Red Pesto Chicken Pasta
First things first though, my brother-in-law made this for us a couple of weeks back, he’s a wonderful chef and I have completely and utterly stolen this dish from him. Sorry Paul!
What you need
2 chicken breasts
Penne pasta, enough for two
Parmesan (or any grana padano which is usually MUCH cheaper..)
Adjust portions for your own needs.
What you will use
1 pot – large enough to hold your pasta
1 frying pan – large enough to hold the chicken AND pasta combined, preferably a straight sided pan. A large cooking pot will suffice.
1 sharp knife, the sharper the better.
1 stirring implement… er… a wooden spoon or spatula.
How to make it
Firstly, get your pasta on to boil. You can just follow the instructions on the side of the pack, remembering to only add the salt once the water is boiling, and if you add a touch of oil along with the pasta it’ll help stop the pasta tubes from sticking to each other.
Now, slice up the chicken breasts into even sized pieces. I prefer smaller mouth-sized strips just a little bigger than the penne pasta, I think it helps give an even sauce coverage.
Aside: The topic of sauce coverage is of some debate in my house. I prefer to have a fine coating of sauce, lightly coating the pasta, and any other ingredients, so as to subtly slide over the palate. My wife takes the “sauce and some pasta” approach, casting the tubes of pasta adrift in a sea of passata at a moments notice (I shouldn’t be too nasty though as she makes dinner far more often than I do). Feel free to tweak this recipe to your own sauce preferences, but if you are of the latter persuasion don’t bother inviting me round!
Now, where was I? Ohh yes, you’ve got the pasta onto boil, so let’s cook the chicken.
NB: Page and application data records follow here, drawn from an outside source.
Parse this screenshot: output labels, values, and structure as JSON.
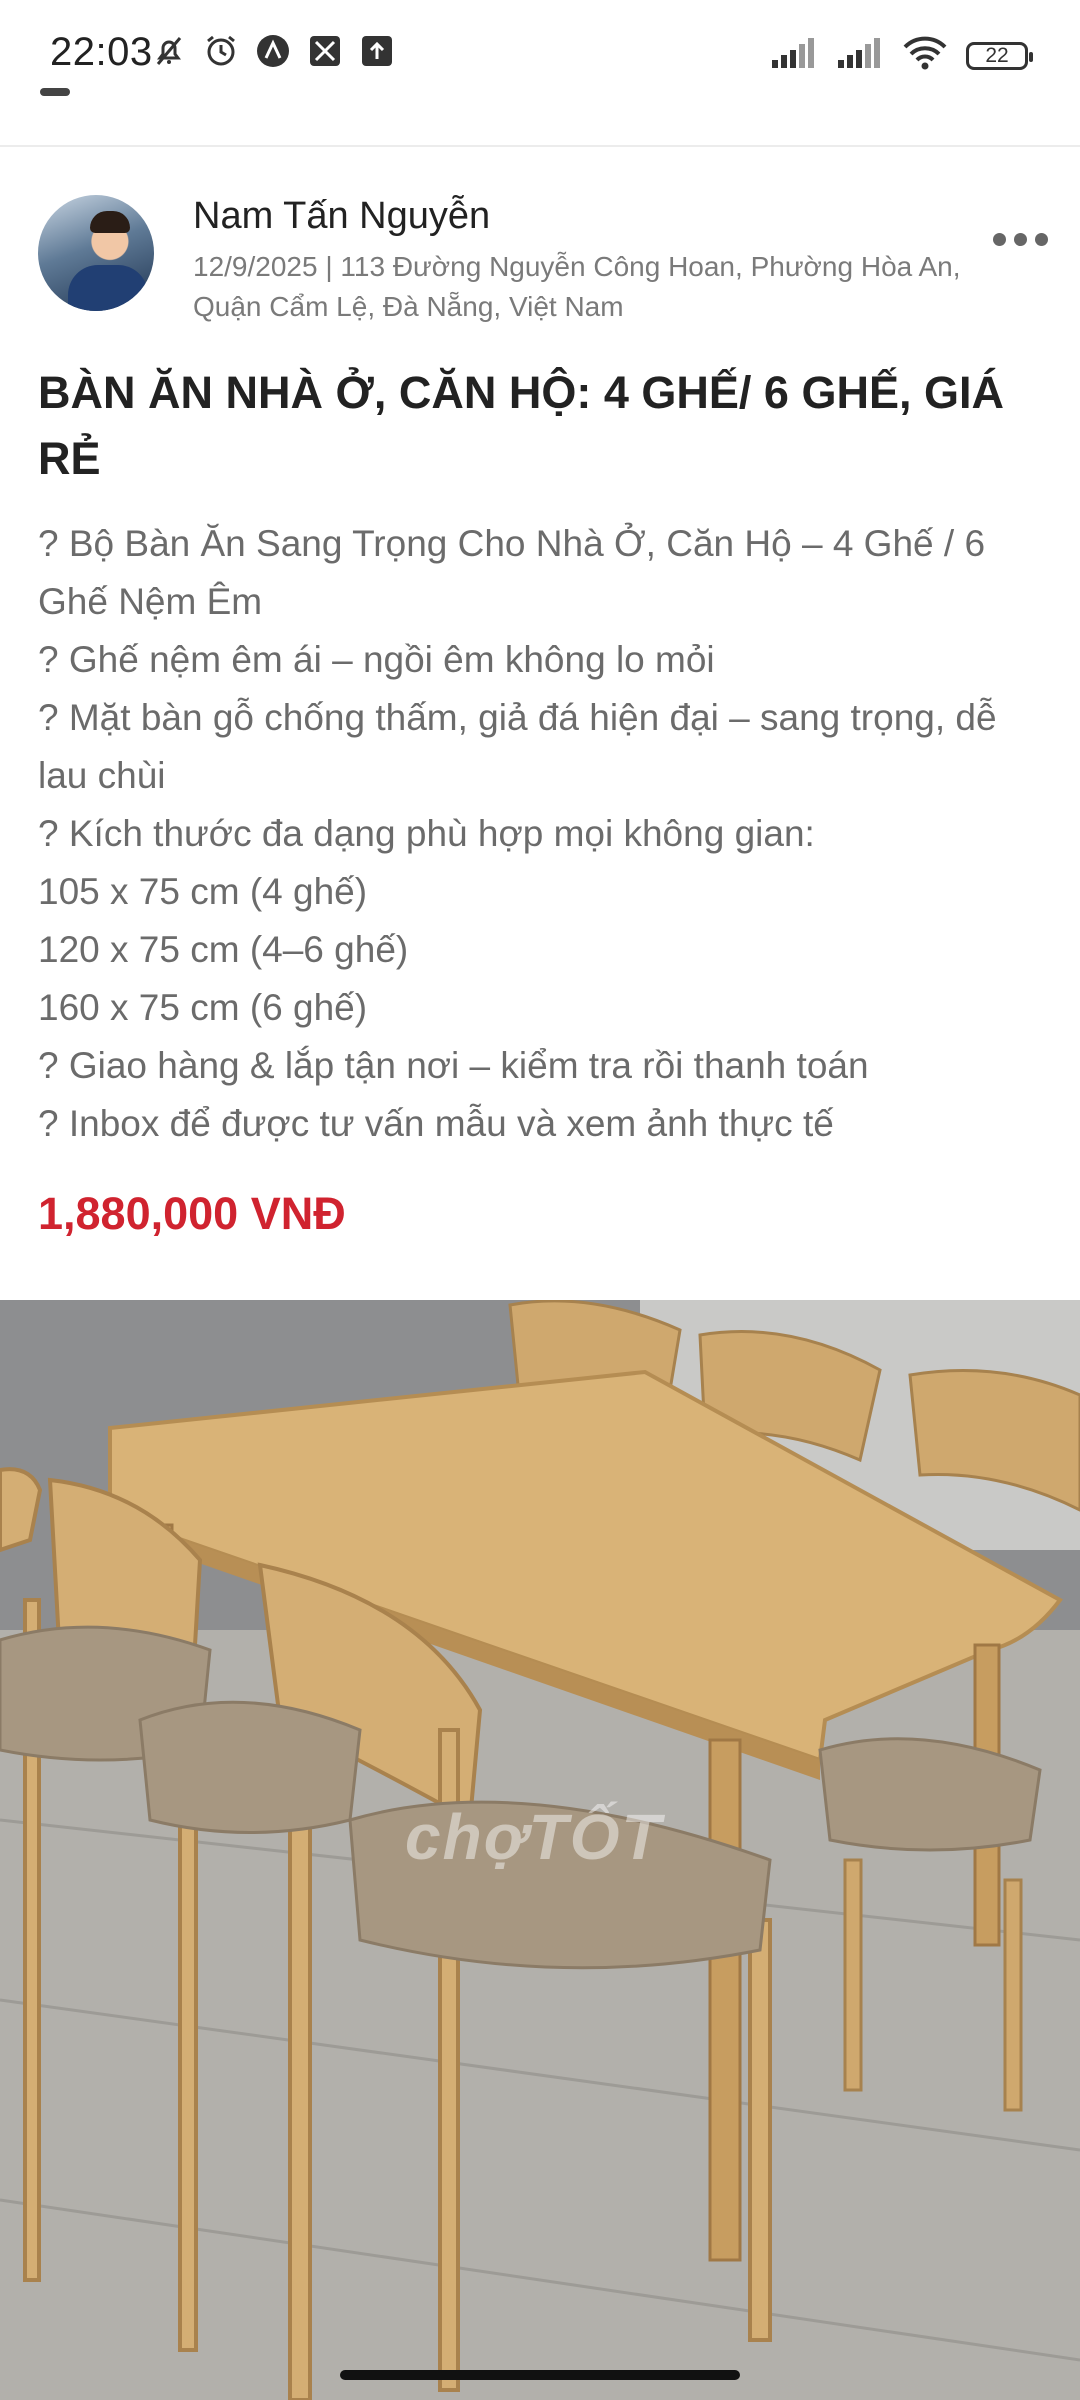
{
  "status_bar": {
    "time": "22:03",
    "battery": "22",
    "icons_left": [
      "mute-icon",
      "alarm-icon",
      "app-a-icon",
      "app-x-icon",
      "upload-icon"
    ],
    "icons_right": [
      "signal-icon",
      "signal-icon",
      "wifi-icon",
      "battery-icon"
    ]
  },
  "post": {
    "author_name": "Nam Tấn Nguyễn",
    "meta_line1": "12/9/2025 | 113 Đường Nguyễn Công Hoan, Phường Hòa An,",
    "meta_line2": "Quận Cẩm Lệ, Đà Nẵng, Việt Nam",
    "more_icon": "more-horizontal-icon"
  },
  "listing": {
    "title": "BÀN ĂN NHÀ Ở, CĂN HỘ: 4 GHẾ/ 6 GHẾ, GIÁ RẺ",
    "description": [
      "? Bộ Bàn Ăn Sang Trọng Cho Nhà Ở, Căn Hộ – 4 Ghế / 6 Ghế Nệm Êm",
      "? Ghế nệm êm ái – ngồi êm không lo mỏi",
      "? Mặt bàn gỗ chống thấm, giả đá hiện đại – sang trọng, dễ lau chùi",
      "? Kích thước đa dạng phù hợp mọi không gian:",
      "105 x 75 cm (4 ghế)",
      "120 x 75 cm (4–6 ghế)",
      "160 x 75 cm (6 ghế)",
      "? Giao hàng & lắp tận nơi – kiểm tra rồi thanh toán",
      "? Inbox để được tư vấn mẫu và xem ảnh thực tế"
    ],
    "price": "1,880,000 VNĐ",
    "photo_watermark": "chợTỐT"
  },
  "colors": {
    "price": "#d0232f",
    "text_primary": "#222222",
    "text_secondary": "#6b6b6b",
    "wood": "#d9b377"
  }
}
In your frying pan, add a dash of oil, bring up to heat and add the chicken. Ideally you want a nice colour on both sides, but I’m sure you can all manage to fry some chicken. You can, of course, grill the chicken if you prefer. As long as it is cooked and there are no pink bits.
Depending on your timing skills, you may find that the chicken is ready before the pasta. Not to worry, just take it off the heat as we’ll be warming everything through before serving.
Check your pasta to see if it is ready. Some people like to throw bits of pasta at the wall to see if it sticks (although not sure what that tells them, other than that they should really clean their walls more often), but I generally prefer to actually bite into a bit to see if it’s to my liking. Al dente or whatever you prefer (although I’d suggest that ‘soggy mush’ means you’ve overcooked the pasta).
This, again, is entirely to taste. I’d suggest that you don’t want much more than a couple of teaspoons, just enough to give a nice soft covering. You should NOT have a sauce, the pesto should just cling to and pasta.
Now, swirl in a dash or three of single cream (I dunno, maybe a tablespoon?) again don’t add too much, we don’t want a runny sauce! You are just adding enough so that it softens the colour of the pesto without washing it all off the pasta.
Heat gently for a minute or so, then serve topped with parmesan shavings, and possibly a nice Chablis. Enjoy!
What else can you add?
The main flavour of the dish is chicken and basil, the tomato in the pesto is very subtle, so from that simple base you could add other ingredients to give it a little extra ‘zing’. Maybe some finely chopped onion or a little chilli to give it a bit more kick, or some toasted almonds or pine nuts? Or for a more tomato-ey flavour how about some sun-blushed tomatoes?